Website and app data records
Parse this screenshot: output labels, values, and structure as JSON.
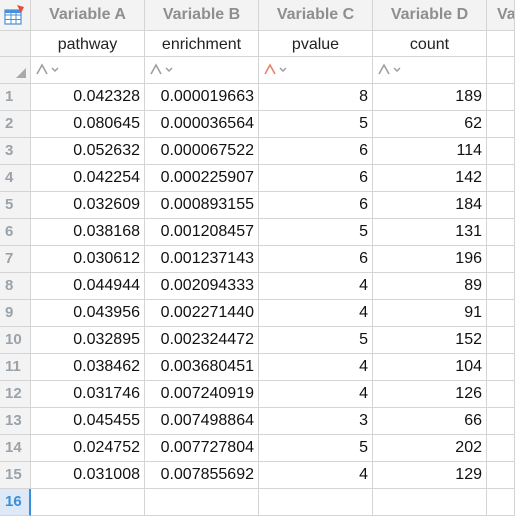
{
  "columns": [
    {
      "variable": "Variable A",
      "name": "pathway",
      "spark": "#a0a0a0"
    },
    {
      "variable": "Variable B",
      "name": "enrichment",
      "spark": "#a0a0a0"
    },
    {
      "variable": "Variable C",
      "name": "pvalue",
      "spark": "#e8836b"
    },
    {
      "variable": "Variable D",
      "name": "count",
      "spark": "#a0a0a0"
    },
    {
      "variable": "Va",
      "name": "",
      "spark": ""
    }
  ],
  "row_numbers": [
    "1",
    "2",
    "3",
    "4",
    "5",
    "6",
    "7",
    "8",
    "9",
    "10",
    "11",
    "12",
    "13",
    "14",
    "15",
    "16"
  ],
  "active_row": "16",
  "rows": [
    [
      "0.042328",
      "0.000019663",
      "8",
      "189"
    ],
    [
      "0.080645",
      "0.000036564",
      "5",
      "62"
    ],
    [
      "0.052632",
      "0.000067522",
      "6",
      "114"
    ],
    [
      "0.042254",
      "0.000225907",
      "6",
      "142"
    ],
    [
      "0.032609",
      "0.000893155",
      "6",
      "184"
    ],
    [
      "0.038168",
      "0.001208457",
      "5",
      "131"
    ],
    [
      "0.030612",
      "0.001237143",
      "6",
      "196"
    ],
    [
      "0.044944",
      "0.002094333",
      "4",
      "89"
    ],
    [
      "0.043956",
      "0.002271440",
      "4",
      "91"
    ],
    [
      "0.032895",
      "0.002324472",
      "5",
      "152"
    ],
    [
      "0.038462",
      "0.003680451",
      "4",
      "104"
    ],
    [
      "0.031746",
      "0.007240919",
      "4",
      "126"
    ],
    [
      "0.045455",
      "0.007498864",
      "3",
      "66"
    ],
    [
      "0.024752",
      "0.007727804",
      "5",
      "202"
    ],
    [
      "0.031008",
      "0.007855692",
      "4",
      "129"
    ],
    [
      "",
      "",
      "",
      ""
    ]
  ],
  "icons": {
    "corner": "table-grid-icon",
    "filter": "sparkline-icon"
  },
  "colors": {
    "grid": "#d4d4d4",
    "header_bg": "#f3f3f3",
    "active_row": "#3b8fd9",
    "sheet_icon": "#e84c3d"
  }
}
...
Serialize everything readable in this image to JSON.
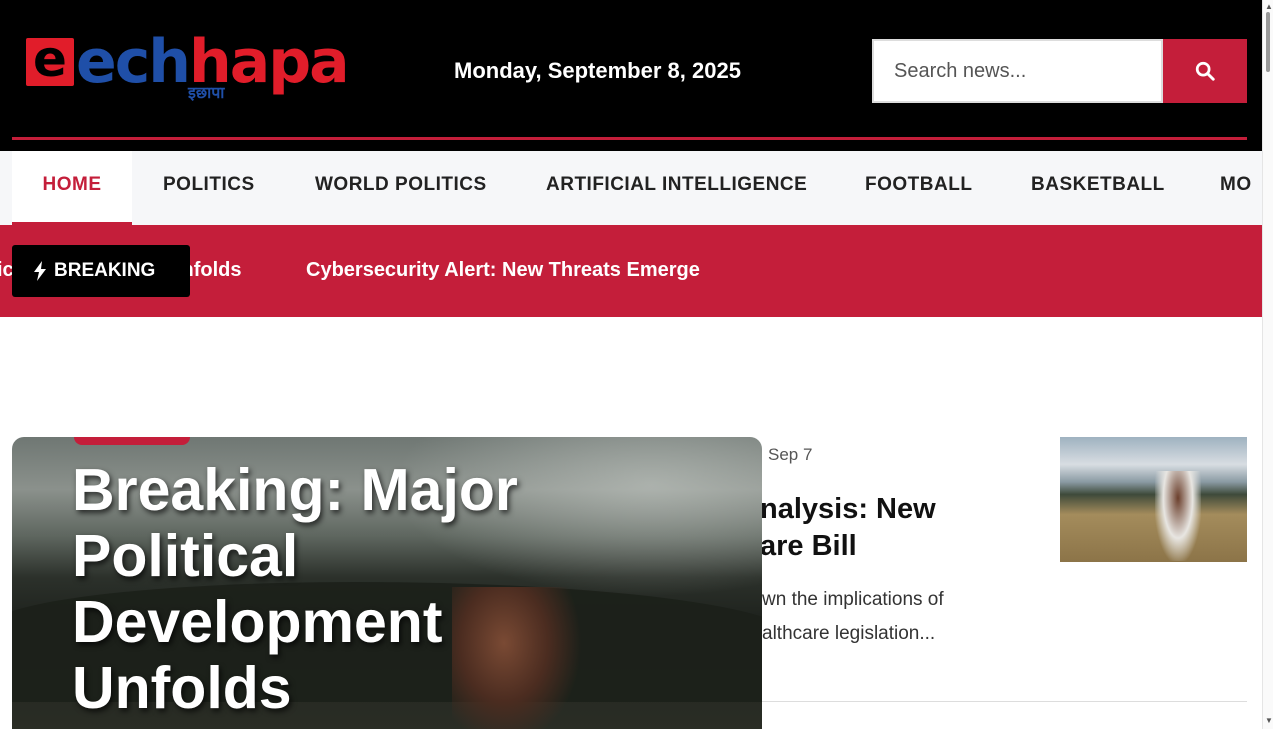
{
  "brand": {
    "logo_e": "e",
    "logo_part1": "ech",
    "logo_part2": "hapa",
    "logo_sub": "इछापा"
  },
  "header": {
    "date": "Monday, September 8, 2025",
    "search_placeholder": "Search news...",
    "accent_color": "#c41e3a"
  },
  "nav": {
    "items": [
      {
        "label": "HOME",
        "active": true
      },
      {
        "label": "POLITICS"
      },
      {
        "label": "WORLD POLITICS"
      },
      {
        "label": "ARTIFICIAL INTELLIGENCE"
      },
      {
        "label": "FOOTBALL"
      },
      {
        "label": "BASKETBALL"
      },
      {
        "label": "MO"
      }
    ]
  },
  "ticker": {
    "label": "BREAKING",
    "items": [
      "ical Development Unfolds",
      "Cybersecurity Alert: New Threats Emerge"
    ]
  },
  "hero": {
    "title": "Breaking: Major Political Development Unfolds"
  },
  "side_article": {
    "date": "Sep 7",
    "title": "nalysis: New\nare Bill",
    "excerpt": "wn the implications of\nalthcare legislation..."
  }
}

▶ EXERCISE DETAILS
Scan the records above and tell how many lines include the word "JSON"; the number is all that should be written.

▶ OUTPUT OF THE TASK
2